There is not a unique choice of foundations in mathematics. Traditionally one starts with some form of predicate calculus, but – here is the important thing – it does not have to be fully formal. You only formalise foundations when you want to study it as a subject in its own right.
Jun
22
comment Does mathematics become circular at the bottom? What is at the bottom of mathematics?
There are some concepts that must be taken as primitive. If you try to understand them in terms of other things then you will indeed end up going in circles.
Jun
22
comment Intuition behind generic point of a scheme?

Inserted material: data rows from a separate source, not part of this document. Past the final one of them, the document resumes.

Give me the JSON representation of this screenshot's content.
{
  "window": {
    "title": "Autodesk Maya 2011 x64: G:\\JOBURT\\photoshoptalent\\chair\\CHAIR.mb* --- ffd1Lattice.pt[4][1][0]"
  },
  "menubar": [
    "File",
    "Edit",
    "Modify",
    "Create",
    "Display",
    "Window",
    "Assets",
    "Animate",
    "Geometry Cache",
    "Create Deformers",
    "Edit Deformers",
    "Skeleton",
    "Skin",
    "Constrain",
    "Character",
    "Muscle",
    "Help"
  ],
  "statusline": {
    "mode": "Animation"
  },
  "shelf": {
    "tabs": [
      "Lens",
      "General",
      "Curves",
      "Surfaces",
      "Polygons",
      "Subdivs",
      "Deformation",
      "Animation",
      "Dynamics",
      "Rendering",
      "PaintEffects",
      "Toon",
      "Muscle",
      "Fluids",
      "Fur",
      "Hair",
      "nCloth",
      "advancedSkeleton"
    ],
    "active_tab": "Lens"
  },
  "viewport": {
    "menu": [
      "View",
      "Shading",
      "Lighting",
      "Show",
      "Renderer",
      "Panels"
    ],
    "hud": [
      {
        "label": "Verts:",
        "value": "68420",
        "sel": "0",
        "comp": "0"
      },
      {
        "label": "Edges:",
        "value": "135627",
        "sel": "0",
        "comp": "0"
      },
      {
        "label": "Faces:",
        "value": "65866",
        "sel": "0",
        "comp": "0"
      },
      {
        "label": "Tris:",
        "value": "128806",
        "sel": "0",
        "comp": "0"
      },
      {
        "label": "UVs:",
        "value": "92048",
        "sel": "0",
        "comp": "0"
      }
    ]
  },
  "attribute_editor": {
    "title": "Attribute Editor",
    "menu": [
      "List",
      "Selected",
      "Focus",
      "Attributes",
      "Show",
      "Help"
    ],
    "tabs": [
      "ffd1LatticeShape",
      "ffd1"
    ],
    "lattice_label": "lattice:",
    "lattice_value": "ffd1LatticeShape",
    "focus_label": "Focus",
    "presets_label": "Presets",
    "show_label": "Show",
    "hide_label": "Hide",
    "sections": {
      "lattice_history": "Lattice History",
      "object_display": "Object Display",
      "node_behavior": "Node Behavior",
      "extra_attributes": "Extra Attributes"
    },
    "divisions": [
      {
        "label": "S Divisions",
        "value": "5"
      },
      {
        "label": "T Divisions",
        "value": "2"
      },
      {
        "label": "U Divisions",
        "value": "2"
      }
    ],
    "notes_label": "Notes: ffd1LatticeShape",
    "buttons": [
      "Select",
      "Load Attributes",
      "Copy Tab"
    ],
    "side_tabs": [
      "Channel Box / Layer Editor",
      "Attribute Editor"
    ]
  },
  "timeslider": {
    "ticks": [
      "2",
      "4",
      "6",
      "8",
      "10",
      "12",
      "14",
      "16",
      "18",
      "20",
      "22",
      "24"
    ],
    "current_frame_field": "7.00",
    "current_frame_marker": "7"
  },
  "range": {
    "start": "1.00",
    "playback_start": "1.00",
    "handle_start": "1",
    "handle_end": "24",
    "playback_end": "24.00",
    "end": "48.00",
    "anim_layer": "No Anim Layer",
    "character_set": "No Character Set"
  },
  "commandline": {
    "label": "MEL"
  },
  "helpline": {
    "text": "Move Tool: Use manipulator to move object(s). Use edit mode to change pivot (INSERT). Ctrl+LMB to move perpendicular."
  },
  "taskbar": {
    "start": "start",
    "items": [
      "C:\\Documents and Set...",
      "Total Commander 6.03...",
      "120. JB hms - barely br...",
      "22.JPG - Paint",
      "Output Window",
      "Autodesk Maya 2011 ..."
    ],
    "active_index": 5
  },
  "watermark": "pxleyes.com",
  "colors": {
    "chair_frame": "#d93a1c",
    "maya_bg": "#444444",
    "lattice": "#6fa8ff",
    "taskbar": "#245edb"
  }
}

A generic point in the technical sense is precisely a point whose closure is the whole space. You can think of it as saying that any property that holds on closed subspaces that holds at the generic point must hold everywhere. As for $\operatorname{Spec} \mathbb{R} [x, y] / (x^2 + y^2 - 1)$, you should not be visualising it as a circle at all. (Consider, for instance, $\operatorname{Spec} \mathbb{R} [x, y] / (x^2 + y^2 + 1)$, which has no real-valued points but is nonetheless non-trivial.)
Jun
21
comment Gluing schemes: Tips and tricks.
If you're just checking representability of a functor then you can reduce the cocycle condition (which is a condition on triple intersections) to a somewhat easier condition on double intersections.
Jun
18
comment What's the largest universe we use?
Sometimes I'm lazy and I prove theorems for categories in $U_n$ using categories in $U_{n+1}$.
Jun
18
comment Sub(P) is complete?
That's automatic if you define subfunctors the way I said.
Jun
17
comment Sub(P) is complete?
The relevant definition of subfunctor here is the one where $S (C)$ is literally a subset of $P (C)$ and $s : S (C) \to P (C)$ is the inclusion.
Jun
16
comment short exact sequences of complexes and triangles in the homotopy category
A short exact sequence of complexes goes to a distinguished triangle in the derived category, however.
Jun
13
comment $S$ subring of $R$. Is a projective objects in $R$-$\bmod$ still projective in $S$-$\bmod$?
Well, what about some easy examples, like $\mathbb{Z} \subset \mathbb{Q}$?
Jun
12
comment properties of pullback diagrams
This is called the pullback (pasting) lemma.
Jun
11
comment What is the correct analogue of $\mathbb N$ in a ring of integers?
The obvious map $n \mapsto (n)$ is a bijection between $\mathbb{N}$ and the set of ideals of $\mathbb{Z}$. So perhaps rather than elements one should consider the set of ideals.
Jun
11
comment Points of Weil restriction
The bijection is part of the data of the Weil restriction.
Jun
10
comment Intersection of affine open subschemes
The intersections are always separated: any open subscheme of a separated scheme is separated, after all.
Jun
9
comment Definition of a Cartesian Closed Category
You've written down a bunch of symbols without indicating what they mean. This is hardly a definition.
Jun
9
comment Flatness over tensor product
What if $A = B = M$ is a non-trivial field extension of $k$?
Jun
9
comment Do torsionfree abelian groups form a (possibly many-sorted) algebraic category?
@tcamps The homomorphisms of models of your sketch will have to preserve the $\{ 0 \} \amalg Y$ decomposition, so in particular they will be injective. So you are talking about two different categories of torsionfree abelian groups here.